Crowdfunding: A new instrument to bring cultural and development projects to life
More than two billion people worldwide currently use the internet – and not just as passive consumers. The term 'crowdsourcing' refers to users actively working toward economic or social goals at special websites. Whether as testers, activists or donors as in 'crowdfunding', the internet community becomes active and contributes to the design of products and projects even outside of virtual space.
In 2012, 2.4 billion people (approx. 30% of the world's population) were using the internet – and the number is increasing. This 'crowd' is increasingly being activated in the internet for business, cultural, charitable or public-benefit purposes. The key words are crowdsourcing, crowdfunding and crowdtesting.
The term 'crowdsourcing' covers all of these new instruments. It refers to outsourcing work processes to a large group of volunteer users, the 'crowd'. This usually refers to business processes that are intended to benefit an enterprise such as usability tests or quality assurance.
Every contribution counts: crowdfunding in culture and development
One form of crowdsourcing that has proven to be of particular value for cultural or development cooperation projects is crowdfunding. Crowdfunding is financing a project with the help of many supporters found on the internet, and it has been growing in popularity among users since the year 2006. Projects are introduced on one of the many crowdfunding websites and internet users are free to decide which projects they want to support with what amount of money. Some organisations offer their donors small incentives such as free samples of their products or special conditions at events. There are websites that are dedicated primarily to financing the arts and culture such as kickstarter.com or sellaband.com. Other crowdfunding websites, such as 2aid.org, support primarily or only development cooperation projects.

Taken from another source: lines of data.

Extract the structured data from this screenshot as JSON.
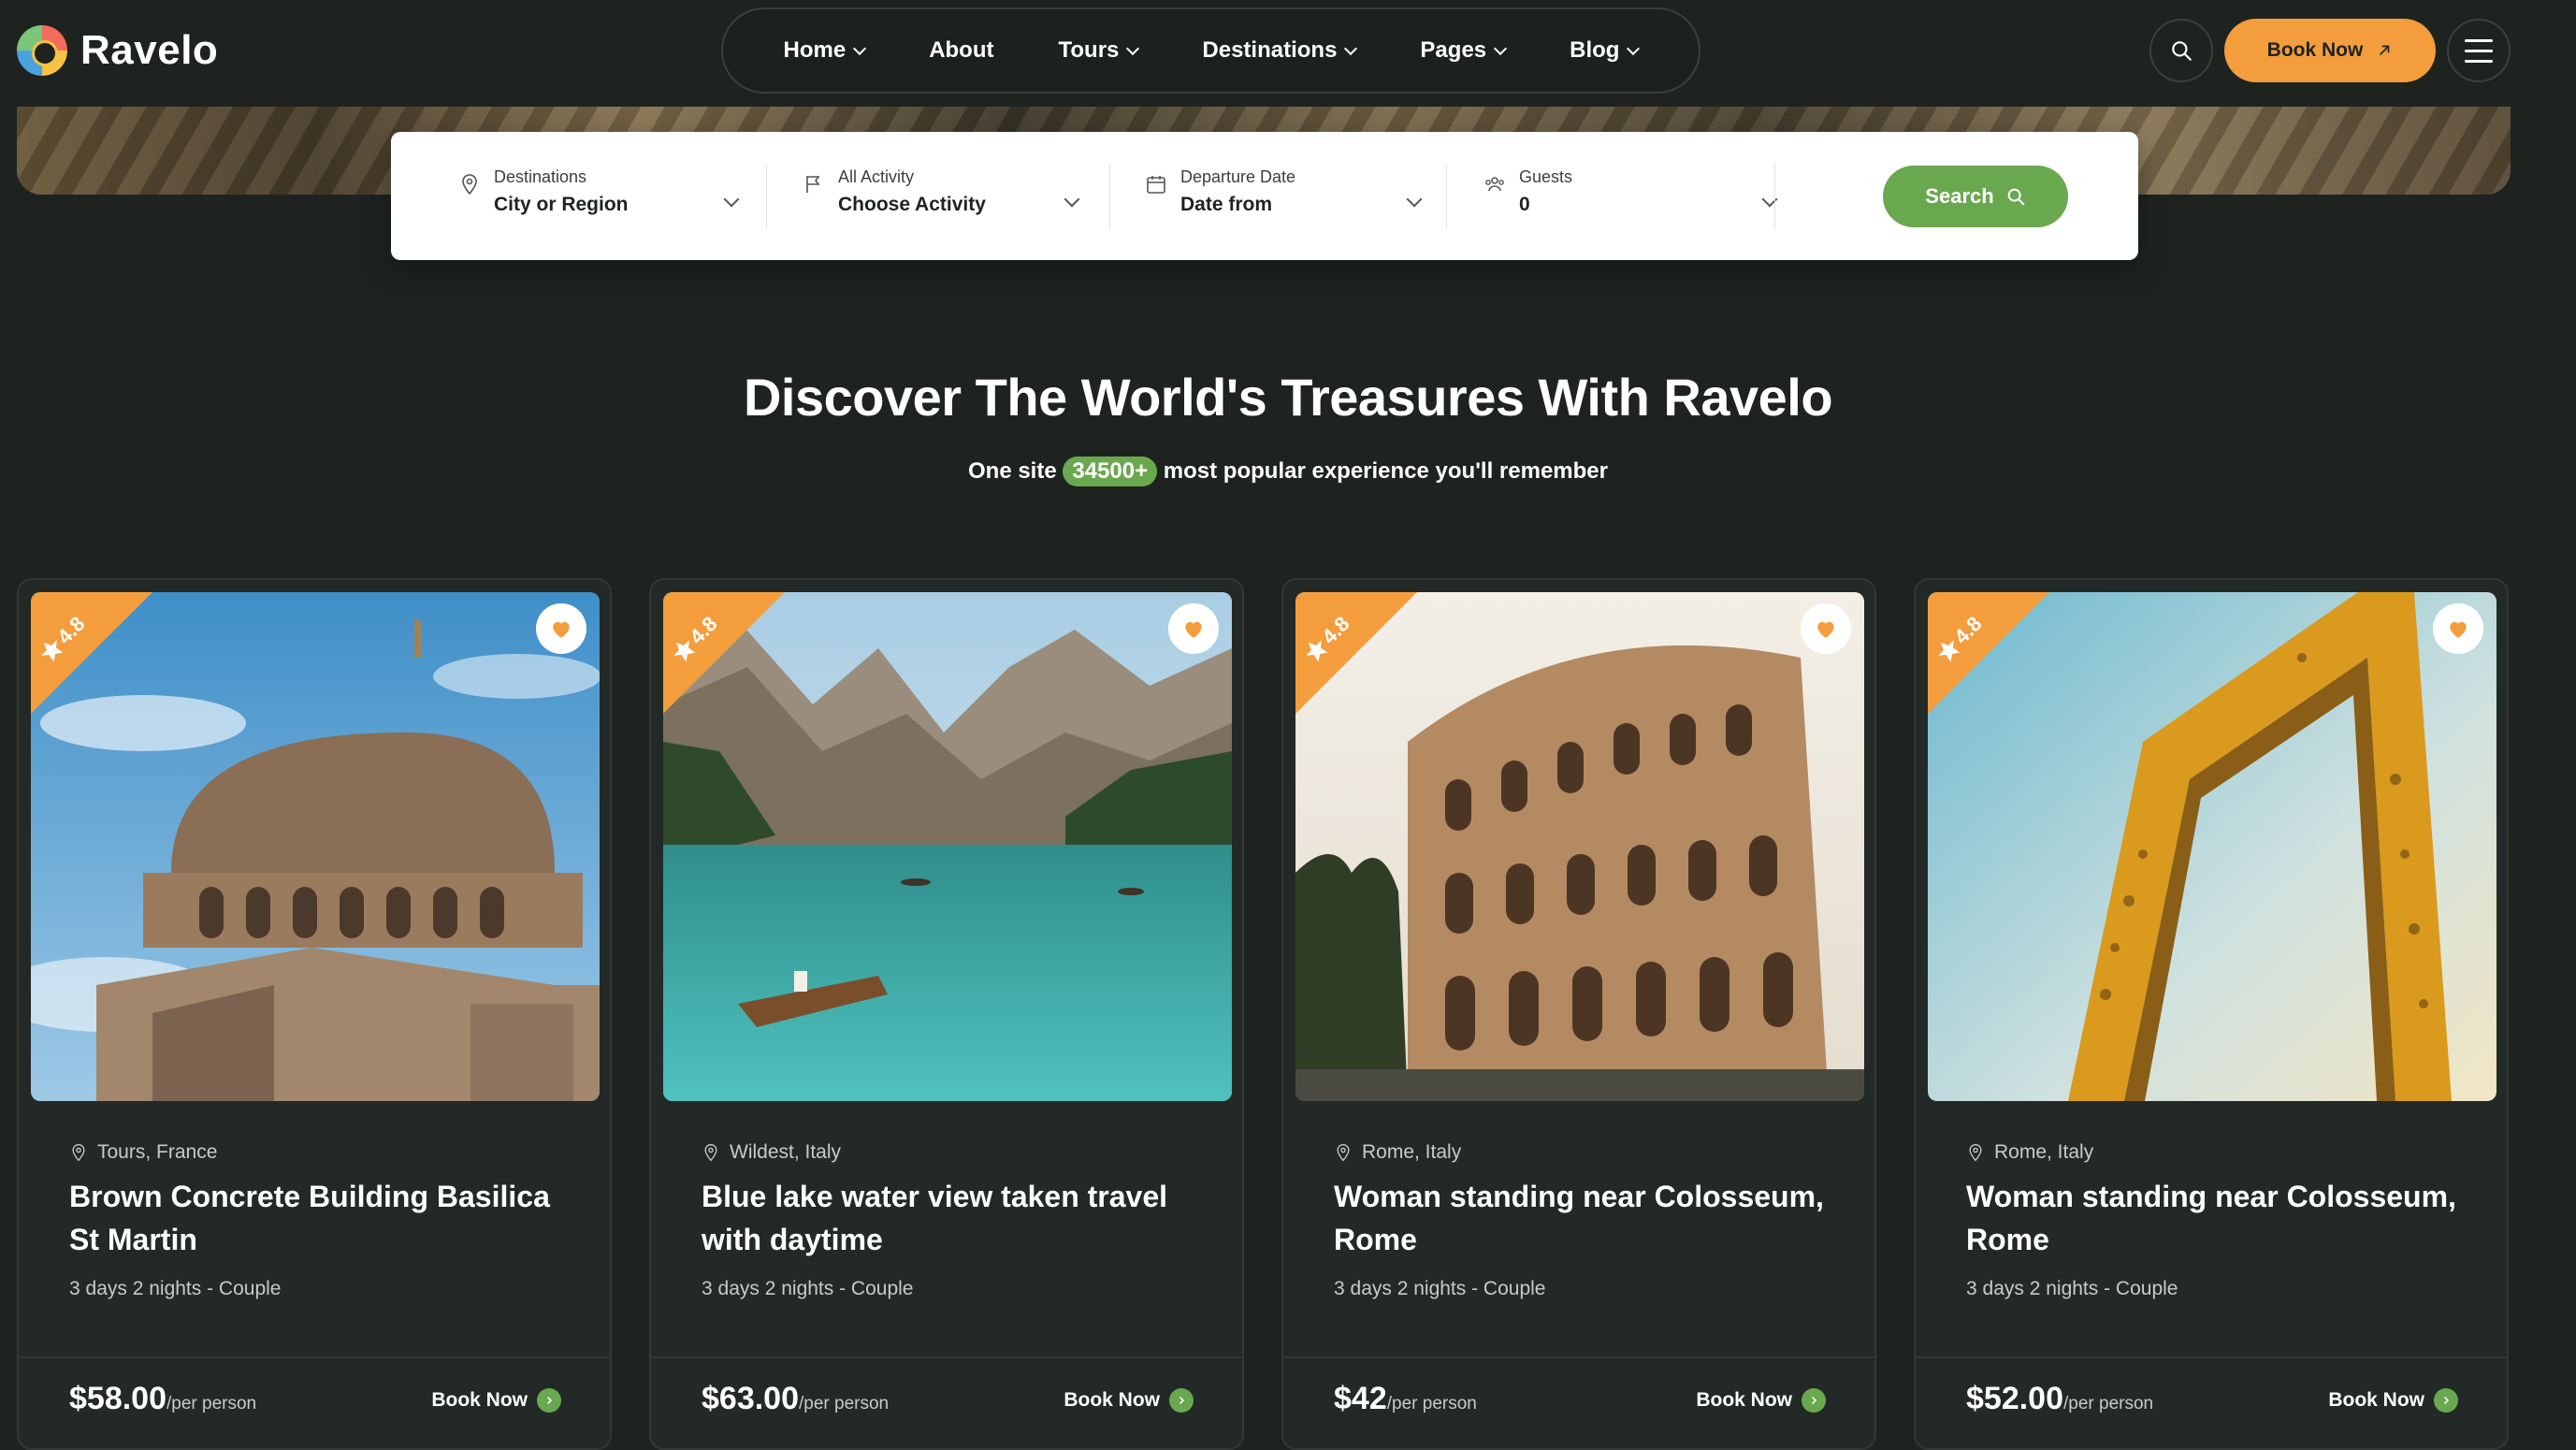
{
  "brand": {
    "name": "Ravelo"
  },
  "nav": {
    "items": [
      {
        "label": "Home",
        "dropdown": true
      },
      {
        "label": "About",
        "dropdown": false
      },
      {
        "label": "Tours",
        "dropdown": true
      },
      {
        "label": "Destinations",
        "dropdown": true
      },
      {
        "label": "Pages",
        "dropdown": true
      },
      {
        "label": "Blog",
        "dropdown": true
      }
    ]
  },
  "header": {
    "book_label": "Book Now"
  },
  "search": {
    "destination_label": "Destinations",
    "destination_value": "City or Region",
    "activity_label": "All Activity",
    "activity_value": "Choose Activity",
    "date_label": "Departure Date",
    "date_value": "Date from",
    "guests_label": "Guests",
    "guests_value": "0",
    "button_label": "Search"
  },
  "section": {
    "title": "Discover The World's Treasures With Ravelo",
    "subtitle_pre": "One site",
    "subtitle_count": "34500+",
    "subtitle_post": "most popular experience you'll remember"
  },
  "cards": [
    {
      "rating": "4.8",
      "location": "Tours, France",
      "title": "Brown Concrete Building Basilica St Martin",
      "meta": "3 days 2 nights - Couple",
      "price": "$58.00",
      "per": "/per person",
      "book": "Book Now"
    },
    {
      "rating": "4.8",
      "location": "Wildest, Italy",
      "title": "Blue lake water view taken travel with daytime",
      "meta": "3 days 2 nights - Couple",
      "price": "$63.00",
      "per": "/per person",
      "book": "Book Now"
    },
    {
      "rating": "4.8",
      "location": "Rome, Italy",
      "title": "Woman standing near Colosseum, Rome",
      "meta": "3 days 2 nights - Couple",
      "price": "$42",
      "per": "/per person",
      "book": "Book Now"
    },
    {
      "rating": "4.8",
      "location": "Rome, Italy",
      "title": "Woman standing near Colosseum, Rome",
      "meta": "3 days 2 nights - Couple",
      "price": "$52.00",
      "per": "/per person",
      "book": "Book Now"
    }
  ],
  "colors": {
    "accent": "#f39d3d",
    "green": "#6aa84f",
    "background": "#1e2320"
  }
}
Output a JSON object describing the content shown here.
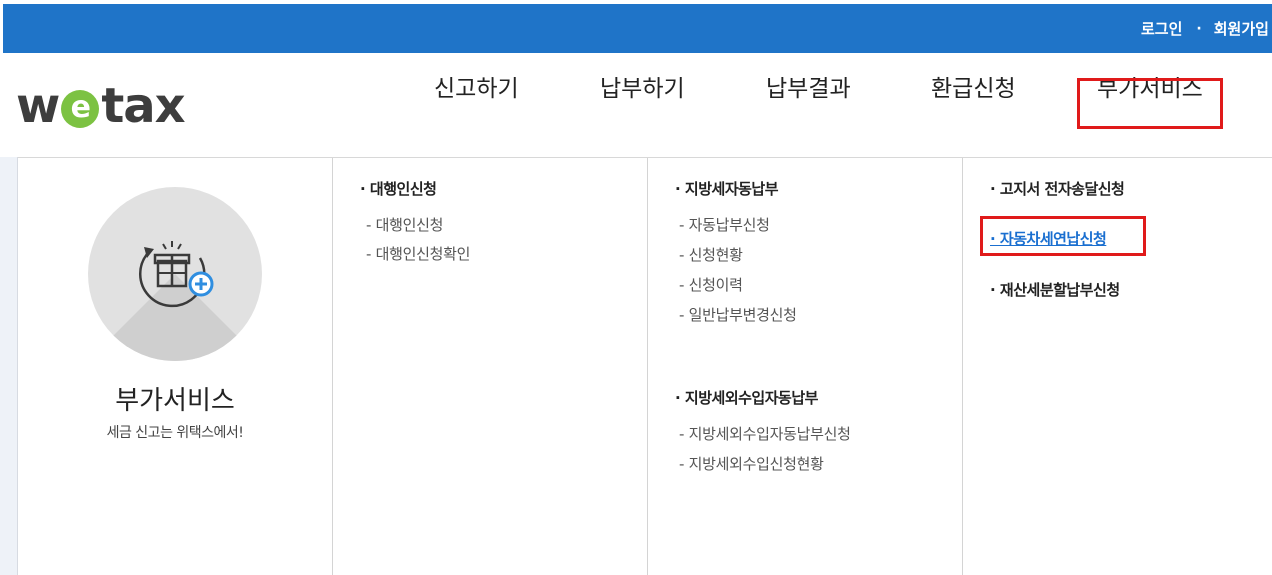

Skateboard and documentary – only two among thousands of examples of crowdfunding
Germany's largest online donation website is betterplace.org. Charitable or public-benefit projects that need financial support are introduced on this website. Internet users who wish to donate money or time can find the right opportunities here. One quite well-known example in Germany is the non-profit organisation Skateistan that has established skateboard schools for young people in Kabul and Phnom Penh. It works with boys and girls (which is not self-evident, especially in Afghanistan) who come from all people groups and also with young people with disabilities. Eighty Skateistan projects have been completely financed using crowdfunding on betterplace.org.
The crowdfunding website indiegogo.com is divided into two areas: 'creative' and 'charitable', but sometimes the areas overlap. In mid 2013, the project 'Rooting for Roona', an Indian documentary about a small girl with hydrocephalus was financed. This project received the highest amount of financing (US$ 32,000) ever achieved for a documentary from India using the instrument of crowdfunding.
Opportunities and risks of crowdfunding
As with all services offered on the internet, every user should be aware of the pitfalls and risks involved in crowdfunding. Who is behind the call for donations? How transparently are the funds used? How useful is this initiative really? On the other hand, crowdfunding can provide artists, projects and initiatives with access to advertising and funds of which they may not otherwise have heard. So it is a real opportunity for everyone involved.
In Alumniportal's community, questions regarding the focus topic 'Digital Society' are discussed. Crowdsourcing and crowdfunding are interesting topics about which our members most certainly have something to say. Have you had experience with crowdsourcing? Have you made a donation on a crowdfunding website or even placed a project there yourself? Are these instruments really a good solution for financing needs in culture and society?